For the second straight season Simone Verdi is part of FIF’s worst signings list. We’re sorry but we simply can’t ignore the reality.
When he signed for Torino, everybody thought that after a disappointing season at Napoli he would have risen back to the level of performance he showed at Bologna. A more relaxed environment where he was supposed to be a regular starter looked like the perfect combination to get his career back on track.
Things didn’t go as planned and Verdi never managed to play at high level on regular basis. He closed his season with two goals and six assists, not the kind of performance you expect from the player who was supposed to lead Torino to another Europa League qualification.
It will be hard for him to get another chance at a big club and he needs to react quickly otherwise, in the latter part of career, he’s destined for a role in the supporting-cast for teams involved in the relegation fight.
Ionut Radu (Parma)
You have to feel a little bit sorry for the Romanian goalkeeper. He was enjoying a good season with Genoa but then in January Enrico Preziosi bought Mattia Perin back from Juventus, giving him the starting role.
In order to play, Radu decided to leave Genoa and go on loan to Parma, who back then needed a goalkeeper to replace Luigi Sepe, who was out with an injury.
Then the plot twist came with Parma’s caoch Roberto D’Aversa deciding to give Simone Colombi, the 29-year-old back-up with only six appearances in Serie A, the starting role for the four games that Sepe missed. Finally, Sepe came back from his injury, reclaiming his starting role and Radu didn’t play a single minute in his Parma stint, making his choice to leave Genoa a terrible one.
At least the future looks bright for him as next season he will be Samir Handanovic’s back-up at Inter and maybe in a couple of years he will be the starter.
Aaron Ramsey (Juventus)
If Adrien Rabiot managed to save his season by performing at high levels after the suspension for the pandemic, Aaron Ramsey missed this chance and ended his first season with Bianconeri on a negative note.
He scored some crucial goals, like the one against Inter, but he never proved to be an elite player who could have helped Juventus in raising their game.
Injuries, as usual in his career, played a big factor in his performances but it also has to be said that Maurizio Sarri never found a clear position for him.
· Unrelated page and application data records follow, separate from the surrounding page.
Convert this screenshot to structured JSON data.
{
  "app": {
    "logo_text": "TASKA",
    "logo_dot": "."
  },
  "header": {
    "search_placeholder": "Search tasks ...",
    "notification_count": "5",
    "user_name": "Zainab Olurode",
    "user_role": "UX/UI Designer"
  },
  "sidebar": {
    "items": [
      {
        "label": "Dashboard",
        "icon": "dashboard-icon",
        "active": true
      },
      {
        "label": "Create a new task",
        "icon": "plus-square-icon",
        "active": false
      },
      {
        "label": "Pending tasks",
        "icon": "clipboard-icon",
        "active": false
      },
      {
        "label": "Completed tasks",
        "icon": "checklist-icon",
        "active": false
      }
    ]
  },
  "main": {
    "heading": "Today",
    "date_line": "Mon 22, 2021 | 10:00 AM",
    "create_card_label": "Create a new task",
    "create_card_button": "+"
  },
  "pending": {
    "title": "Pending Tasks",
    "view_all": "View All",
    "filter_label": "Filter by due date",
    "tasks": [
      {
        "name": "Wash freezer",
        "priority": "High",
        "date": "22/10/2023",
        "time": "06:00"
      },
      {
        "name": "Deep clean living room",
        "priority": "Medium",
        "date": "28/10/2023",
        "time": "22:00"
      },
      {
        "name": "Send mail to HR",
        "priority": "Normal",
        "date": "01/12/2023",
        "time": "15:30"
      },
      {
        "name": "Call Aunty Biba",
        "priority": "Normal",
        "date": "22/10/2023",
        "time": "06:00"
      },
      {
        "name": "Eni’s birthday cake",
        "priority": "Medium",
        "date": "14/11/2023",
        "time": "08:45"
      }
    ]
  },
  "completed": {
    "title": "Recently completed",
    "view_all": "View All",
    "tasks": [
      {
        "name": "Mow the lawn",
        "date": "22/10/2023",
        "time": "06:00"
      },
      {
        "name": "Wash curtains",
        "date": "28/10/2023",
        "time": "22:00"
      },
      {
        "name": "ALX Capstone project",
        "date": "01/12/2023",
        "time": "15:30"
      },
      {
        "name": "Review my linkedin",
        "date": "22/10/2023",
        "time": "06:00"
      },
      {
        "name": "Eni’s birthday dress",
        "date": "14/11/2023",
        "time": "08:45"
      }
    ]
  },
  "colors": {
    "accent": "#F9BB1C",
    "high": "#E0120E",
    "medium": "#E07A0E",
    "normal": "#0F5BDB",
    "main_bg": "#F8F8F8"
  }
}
Ramsey’s best games came by playing as a trequartista but he lost his starting role when the former Chelsea coach swapped to a 4-3-3.
In midfield, with Miralem Pjanic and Rodrigo Bentancur almost untouchable, the last spot has been occupied by Blaise Matuidi first and then Rabiot, two players who fit Cristiano Ronaldo’s style of play better than the former Arsenal player.
To sum it up, Ramsey isn’t that important for Juventus and it looks like that there isn’t much space for him in the future.